Materials provided:

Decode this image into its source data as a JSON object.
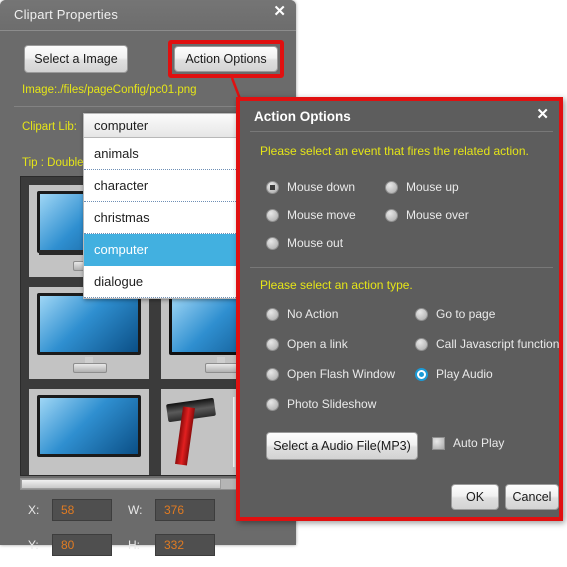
{
  "window": {
    "title": "Clipart Properties",
    "close_icon": "close-icon",
    "select_image_label": "Select a Image",
    "action_options_label": "Action Options",
    "image_path": "Image:./files/pageConfig/pc01.png",
    "clipart_lib_label": "Clipart Lib:",
    "tip_label": "Tip : Double"
  },
  "dropdown": {
    "selected": "computer",
    "options": [
      "animals",
      "character",
      "christmas",
      "computer",
      "dialogue"
    ],
    "highlight_color": "#42b0e0"
  },
  "coords": {
    "x_label": "X:",
    "x_value": "58",
    "y_label": "Y:",
    "y_value": "80",
    "w_label": "W:",
    "w_value": "376",
    "h_label": "H:",
    "h_value": "332",
    "value_color": "#e07b22"
  },
  "dialog": {
    "title": "Action Options",
    "close_icon": "close-icon",
    "accent_border": "#e01010",
    "hint_event": "Please select an event that fires the related action.",
    "hint_action": "Please select an action type.",
    "events": [
      {
        "label": "Mouse down",
        "selected": true
      },
      {
        "label": "Mouse up",
        "selected": false
      },
      {
        "label": "Mouse move",
        "selected": false
      },
      {
        "label": "Mouse over",
        "selected": false
      },
      {
        "label": "Mouse out",
        "selected": false
      }
    ],
    "actions": [
      {
        "label": "No Action",
        "selected": false
      },
      {
        "label": "Go to page",
        "selected": false
      },
      {
        "label": "Open a link",
        "selected": false
      },
      {
        "label": "Call Javascript function",
        "selected": false
      },
      {
        "label": "Open Flash Window",
        "selected": false
      },
      {
        "label": "Play Audio",
        "selected": true
      },
      {
        "label": "Photo Slideshow",
        "selected": false
      }
    ],
    "audio_button_label": "Select a Audio File(MP3)",
    "auto_play_label": "Auto Play",
    "auto_play_checked": false,
    "ok_label": "OK",
    "cancel_label": "Cancel"
  }
}
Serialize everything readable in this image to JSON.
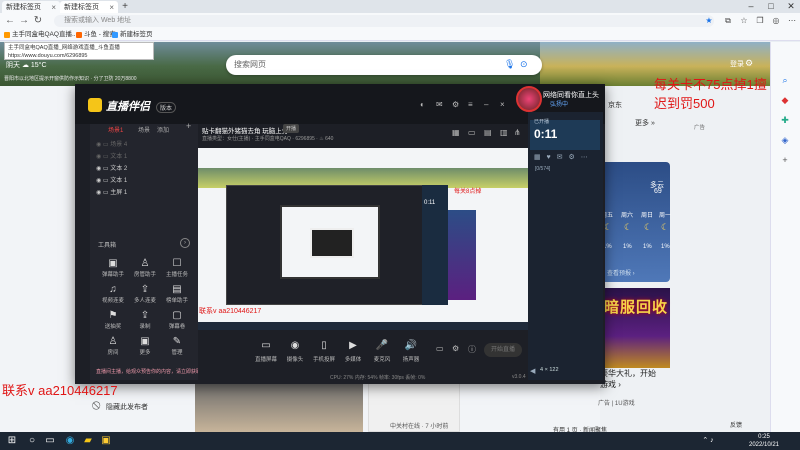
{
  "browser": {
    "tabs": [
      {
        "label": "新建标签页"
      },
      {
        "label": "新建标签页"
      }
    ],
    "new_tab": "+",
    "window_controls": [
      "–",
      "□",
      "✕"
    ],
    "address_placeholder": "搜索或输入 Web 地址",
    "favorites": [
      {
        "label": "主手同盒电QAQ直播..."
      },
      {
        "label": "斗鱼 - 搜索"
      },
      {
        "label": "新建标签页"
      }
    ],
    "tooltip": {
      "line1": "主手同盒电QAQ直播_网络游戏直播_斗鱼直播",
      "line2": "https://www.douyu.com/6296895"
    }
  },
  "newtab": {
    "search_placeholder": "搜索网页",
    "weather_chip": "阴天 ☁ 15°C",
    "weather_sub": "晋阳市以北地区提示开窗供防作示知识 · 分了卫防 20万8800",
    "sign_in": "登录",
    "ad_title": "京东",
    "more": "更多 »",
    "ad_label": "广告",
    "weather_cond": "多云",
    "weather_temp": "69",
    "forecast": [
      {
        "day": "周五",
        "pct": "1%"
      },
      {
        "day": "周六",
        "pct": "1%"
      },
      {
        "day": "周日",
        "pct": "1%"
      },
      {
        "day": "周一",
        "pct": "1%"
      }
    ],
    "forecast_link": "查看预报 ›",
    "game_ad_text": "暗服回收",
    "game_tag_line1": "豪华大礼，开始",
    "game_tag_line2": "游戏 ›",
    "game_adlabel": "广告 | 1U游戏",
    "hide_post": "隐藏此发布者",
    "news_caption": "中关村在线 · 7 小时前",
    "feedback": "反馈",
    "page_foot": "有用 1 页 · 新闻聚焦"
  },
  "overlay": {
    "red1": "每关卡不75点掉1擅",
    "red2": "迟到罚500",
    "red3": "联系v  aa210446217"
  },
  "app": {
    "logo": "直播伴侣",
    "version": "版本",
    "live_title": "网络同看你直上头",
    "live_sub": "弘扬中",
    "panel_tabs": [
      "场景1",
      "场景",
      "添加"
    ],
    "sources": [
      {
        "label": "场景 4",
        "dim": true
      },
      {
        "label": "文本 1",
        "dim": true
      },
      {
        "label": "文本 2",
        "dim": false
      },
      {
        "label": "文本 1",
        "dim": false
      },
      {
        "label": "主屏 1",
        "dim": false
      }
    ],
    "tools_title": "工具箱",
    "tools": [
      {
        "icon": "▣",
        "label": "弹幕助手"
      },
      {
        "icon": "♙",
        "label": "房管助手"
      },
      {
        "icon": "☐",
        "label": "主播任务"
      },
      {
        "icon": "♫",
        "label": "视频连麦"
      },
      {
        "icon": "⇪",
        "label": "多人连麦"
      },
      {
        "icon": "▤",
        "label": "榜单助手"
      },
      {
        "icon": "⚑",
        "label": "送抽奖"
      },
      {
        "icon": "⇪",
        "label": "录制"
      },
      {
        "icon": "▢",
        "label": "弹幕卷"
      },
      {
        "icon": "♙",
        "label": "房间"
      },
      {
        "icon": "▣",
        "label": "更多"
      },
      {
        "icon": "✎",
        "label": "管理"
      }
    ],
    "notice": "直播间主播，给观众预告你的内容，请立即获取节奏按钮",
    "stream_title": "贴卡翻猫外猪猫去角 玩脑上分",
    "stream_status": "开播",
    "stream_meta": "直播类型：女仕(主播)  ·  主手同盒电QAQ  ·  6296895  ·  ♨ 640",
    "preview_time": "0:11",
    "preview_red": "每关8点掉",
    "preview_redtext": "联系v  aa210446217",
    "controls": [
      {
        "icon": "▭",
        "label": "直播屏幕"
      },
      {
        "icon": "◉",
        "label": "摄像头"
      },
      {
        "icon": "▯",
        "label": "手机投屏"
      },
      {
        "icon": "▶",
        "label": "多媒体"
      },
      {
        "icon": "🎤",
        "label": "麦克风"
      },
      {
        "icon": "🔊",
        "label": "扬声器"
      }
    ],
    "go_live": "开始直播",
    "status_line": "CPU: 27%    内存: 54%    帧率: 30fps    丢帧: 0%",
    "status_right": "v3.0.4",
    "timer_label": "已开播",
    "timer": "0:11",
    "viewer_count": "[0/574]",
    "viewer_foot": "4 × 122"
  },
  "taskbar": {
    "time": "0:25",
    "date": "2022/10/21"
  },
  "colors": {
    "overlay_red": "#e01616",
    "app_bg": "#1d1f26",
    "taskbar": "#1c2633"
  }
}
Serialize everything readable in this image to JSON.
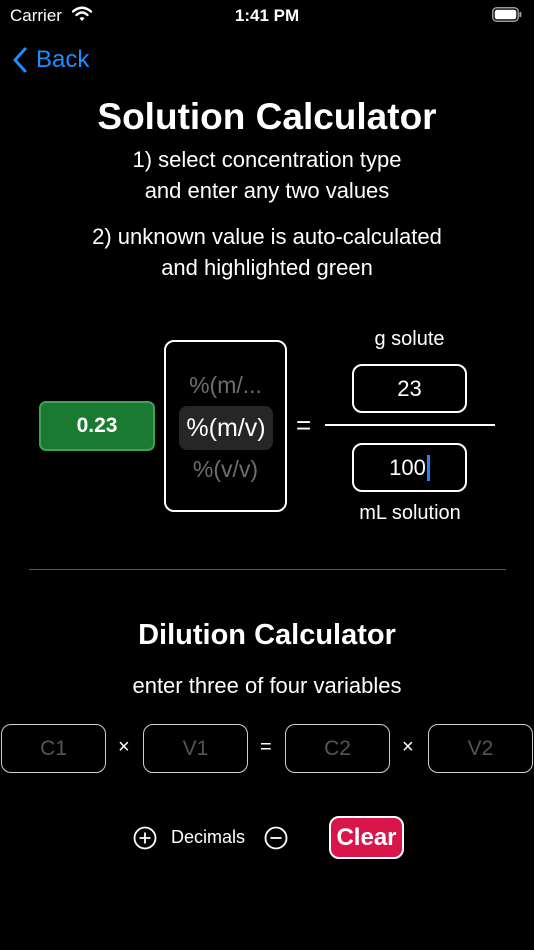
{
  "status_bar": {
    "carrier": "Carrier",
    "time": "1:41 PM"
  },
  "nav": {
    "back_label": "Back"
  },
  "solution": {
    "title": "Solution Calculator",
    "instruction_1_line_1": "1) select concentration type",
    "instruction_1_line_2": "and enter any two values",
    "instruction_2_line_1": "2) unknown value is auto-calculated",
    "instruction_2_line_2": "and highlighted green",
    "result_value": "0.23",
    "picker_options": [
      "%(m/...",
      "%(m/v)",
      "%(v/v)"
    ],
    "picker_selected": "%(m/v)",
    "equals": "=",
    "numerator_label": "g solute",
    "numerator_value": "23",
    "denominator_value": "100",
    "denominator_label": "mL solution",
    "highlight_color": "#1b7a31"
  },
  "dilution": {
    "title": "Dilution Calculator",
    "subtitle": "enter three of four variables",
    "c1_placeholder": "C1",
    "v1_placeholder": "V1",
    "c2_placeholder": "C2",
    "v2_placeholder": "V2",
    "times": "×",
    "equals": "="
  },
  "controls": {
    "decimals_label": "Decimals",
    "clear_label": "Clear",
    "clear_color": "#d9164a"
  },
  "colors": {
    "accent": "#1e8bff",
    "caret": "#2b7cff"
  },
  "icons": [
    "wifi-icon",
    "battery-icon",
    "chevron-left-icon",
    "plus-circle-icon",
    "minus-circle-icon"
  ]
}
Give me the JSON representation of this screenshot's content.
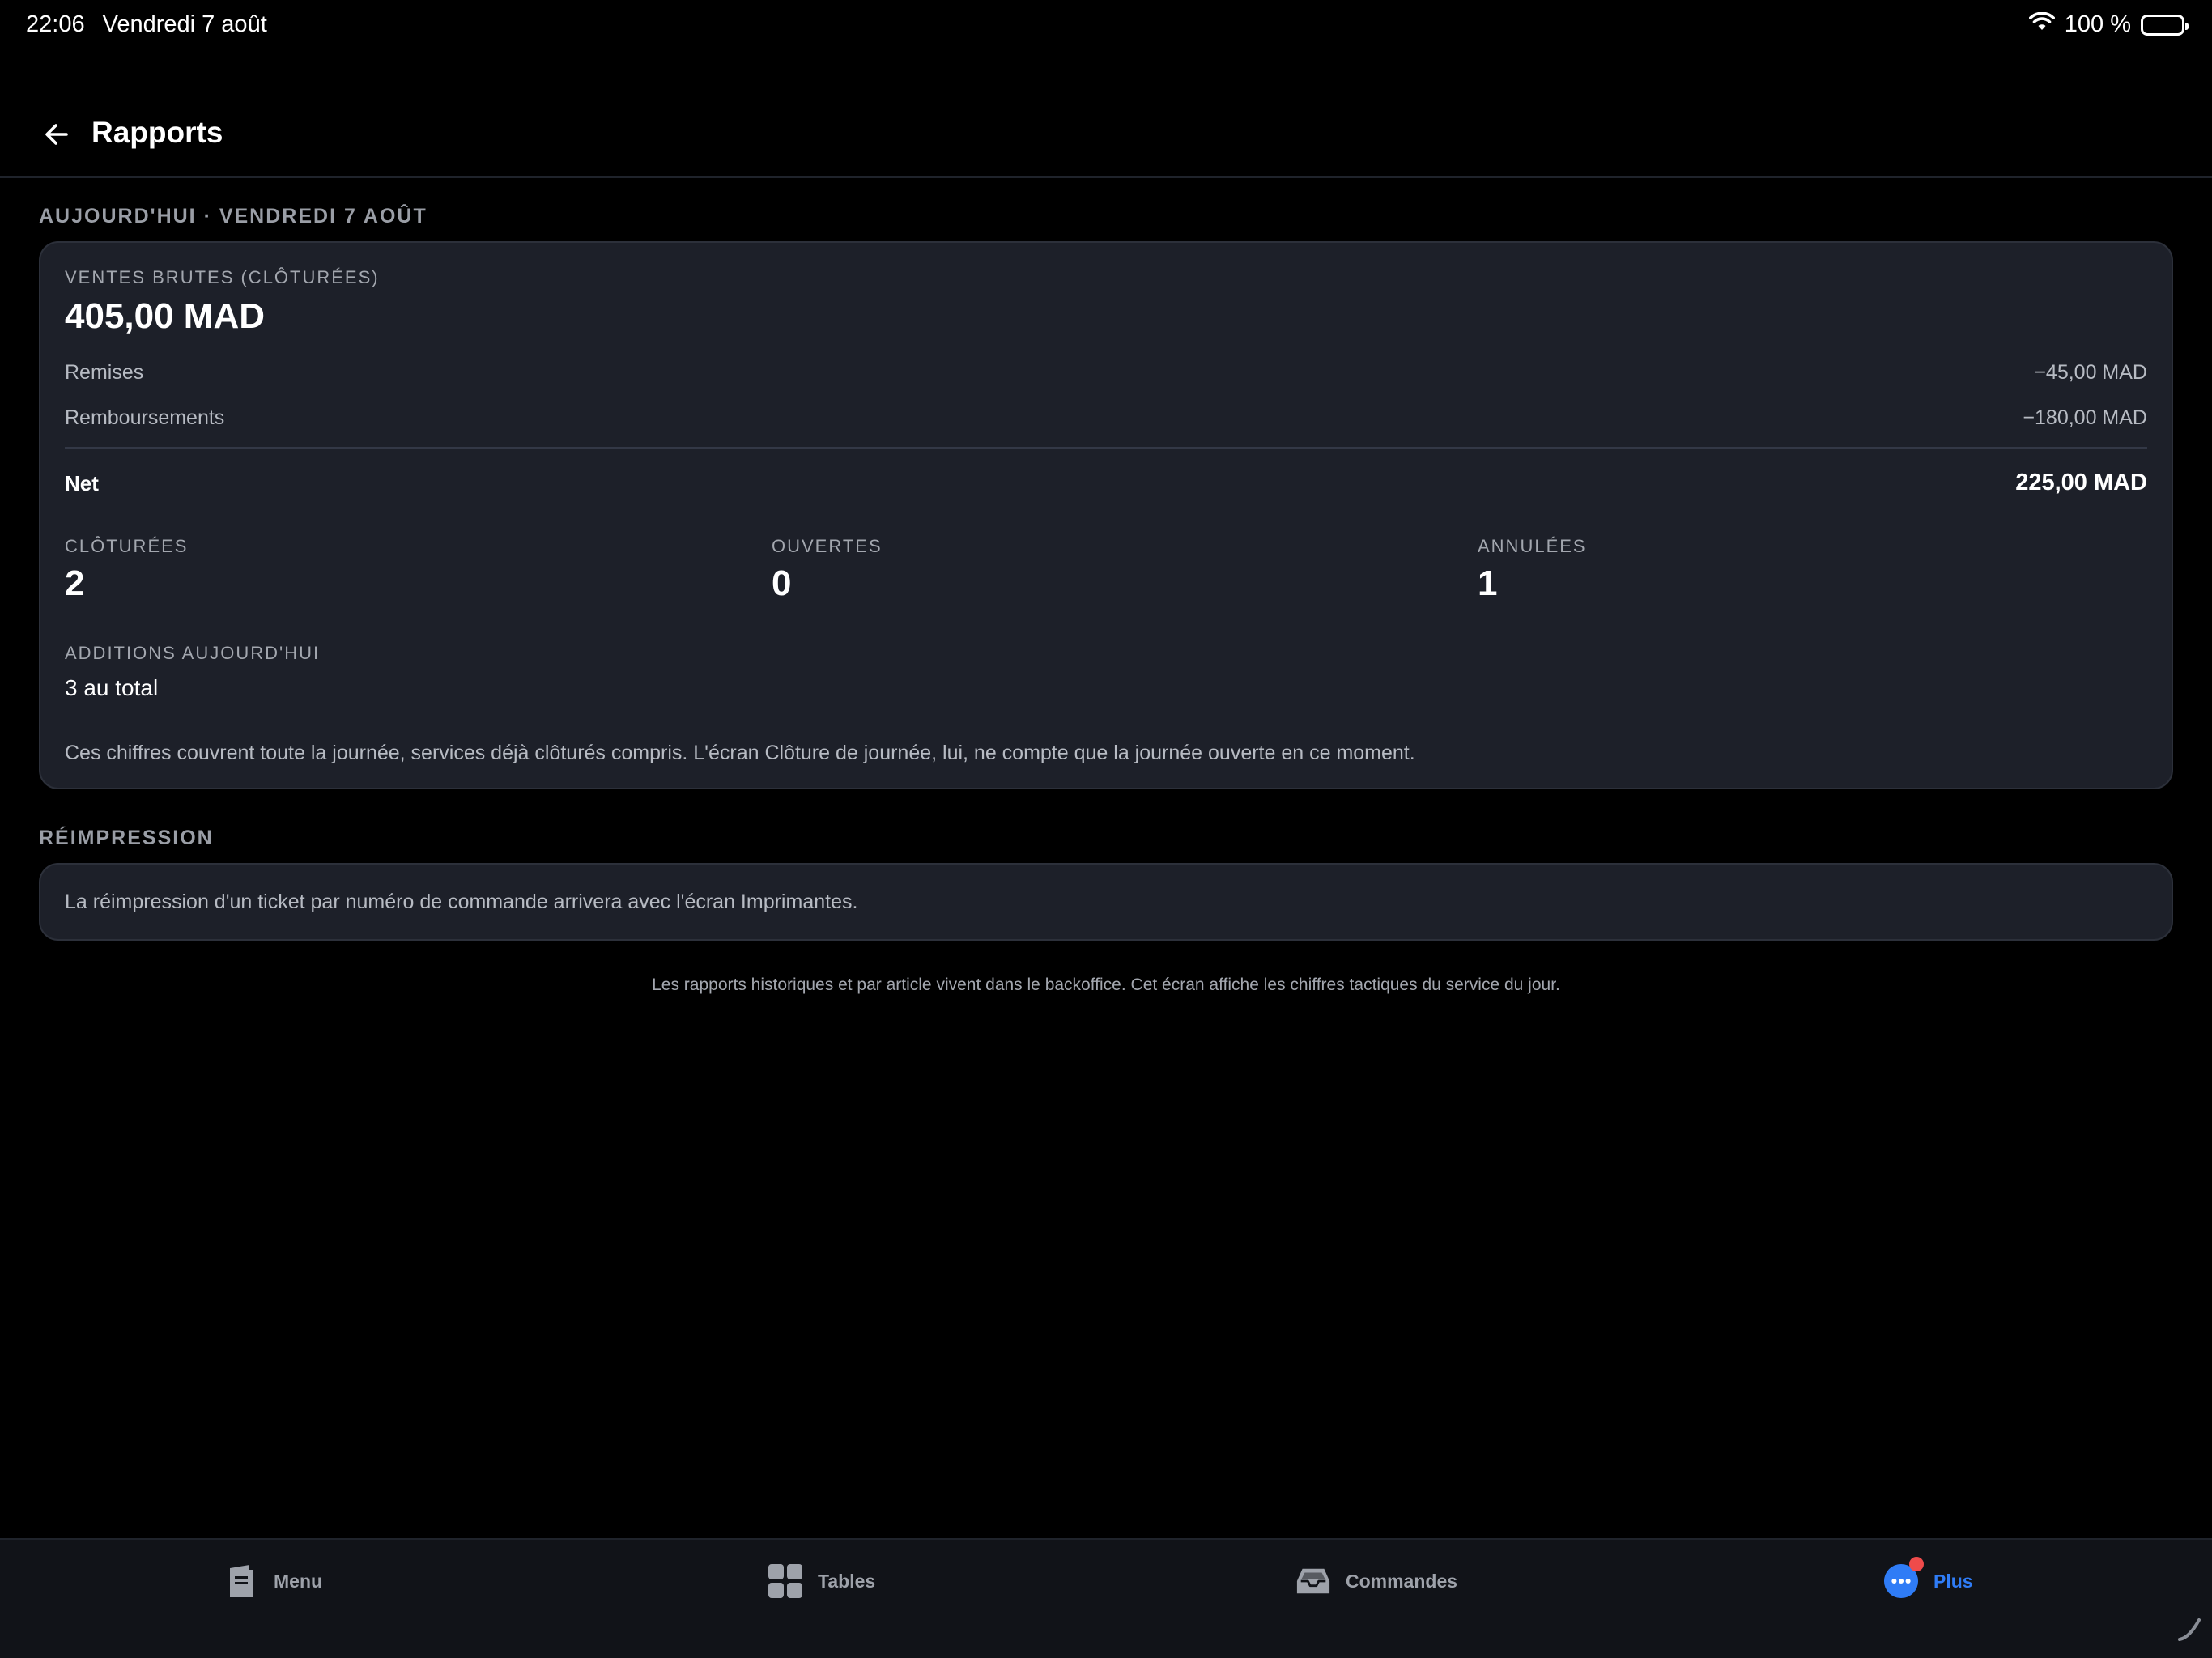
{
  "status_bar": {
    "time": "22:06",
    "date": "Vendredi 7 août",
    "battery": "100 %"
  },
  "header": {
    "title": "Rapports"
  },
  "today": {
    "section_label": "AUJOURD'HUI · VENDREDI 7 AOÛT",
    "gross_label": "VENTES BRUTES (CLÔTURÉES)",
    "gross_amount": "405,00 MAD",
    "discounts_label": "Remises",
    "discounts_value": "−45,00 MAD",
    "refunds_label": "Remboursements",
    "refunds_value": "−180,00 MAD",
    "net_label": "Net",
    "net_value": "225,00 MAD",
    "stats": [
      {
        "label": "CLÔTURÉES",
        "value": "2"
      },
      {
        "label": "OUVERTES",
        "value": "0"
      },
      {
        "label": "ANNULÉES",
        "value": "1"
      }
    ],
    "additions_label": "ADDITIONS AUJOURD'HUI",
    "additions_value": "3 au total",
    "note": "Ces chiffres couvrent toute la journée, services déjà clôturés compris. L'écran Clôture de journée, lui, ne compte que la journée ouverte en ce moment."
  },
  "reprint": {
    "section_label": "RÉIMPRESSION",
    "text": "La réimpression d'un ticket par numéro de commande arrivera avec l'écran Imprimantes."
  },
  "footer_note": "Les rapports historiques et par article vivent dans le backoffice. Cet écran affiche les chiffres tactiques du service du jour.",
  "tabs": [
    {
      "label": "Menu",
      "icon": "menu-book-icon"
    },
    {
      "label": "Tables",
      "icon": "tables-grid-icon"
    },
    {
      "label": "Commandes",
      "icon": "orders-tray-icon"
    },
    {
      "label": "Plus",
      "icon": "more-dots-icon",
      "active": true
    }
  ],
  "colors": {
    "background": "#000000",
    "card": "#1d2029",
    "accent": "#2f7cf6",
    "badge": "#ef4b4b"
  }
}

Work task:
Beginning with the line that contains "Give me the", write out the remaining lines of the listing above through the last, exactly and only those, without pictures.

Answer section:
Give me the JSON representation of this screenshot's content.
{
  "status_bar": {
    "time": "22:06",
    "date": "Vendredi 7 août",
    "battery": "100 %"
  },
  "header": {
    "title": "Rapports"
  },
  "today": {
    "section_label": "AUJOURD'HUI · VENDREDI 7 AOÛT",
    "gross_label": "VENTES BRUTES (CLÔTURÉES)",
    "gross_amount": "405,00 MAD",
    "discounts_label": "Remises",
    "discounts_value": "−45,00 MAD",
    "refunds_label": "Remboursements",
    "refunds_value": "−180,00 MAD",
    "net_label": "Net",
    "net_value": "225,00 MAD",
    "stats": [
      {
        "label": "CLÔTURÉES",
        "value": "2"
      },
      {
        "label": "OUVERTES",
        "value": "0"
      },
      {
        "label": "ANNULÉES",
        "value": "1"
      }
    ],
    "additions_label": "ADDITIONS AUJOURD'HUI",
    "additions_value": "3 au total",
    "note": "Ces chiffres couvrent toute la journée, services déjà clôturés compris. L'écran Clôture de journée, lui, ne compte que la journée ouverte en ce moment."
  },
  "reprint": {
    "section_label": "RÉIMPRESSION",
    "text": "La réimpression d'un ticket par numéro de commande arrivera avec l'écran Imprimantes."
  },
  "footer_note": "Les rapports historiques et par article vivent dans le backoffice. Cet écran affiche les chiffres tactiques du service du jour.",
  "tabs": [
    {
      "label": "Menu",
      "icon": "menu-book-icon"
    },
    {
      "label": "Tables",
      "icon": "tables-grid-icon"
    },
    {
      "label": "Commandes",
      "icon": "orders-tray-icon"
    },
    {
      "label": "Plus",
      "icon": "more-dots-icon",
      "active": true
    }
  ],
  "colors": {
    "background": "#000000",
    "card": "#1d2029",
    "accent": "#2f7cf6",
    "badge": "#ef4b4b"
  }
}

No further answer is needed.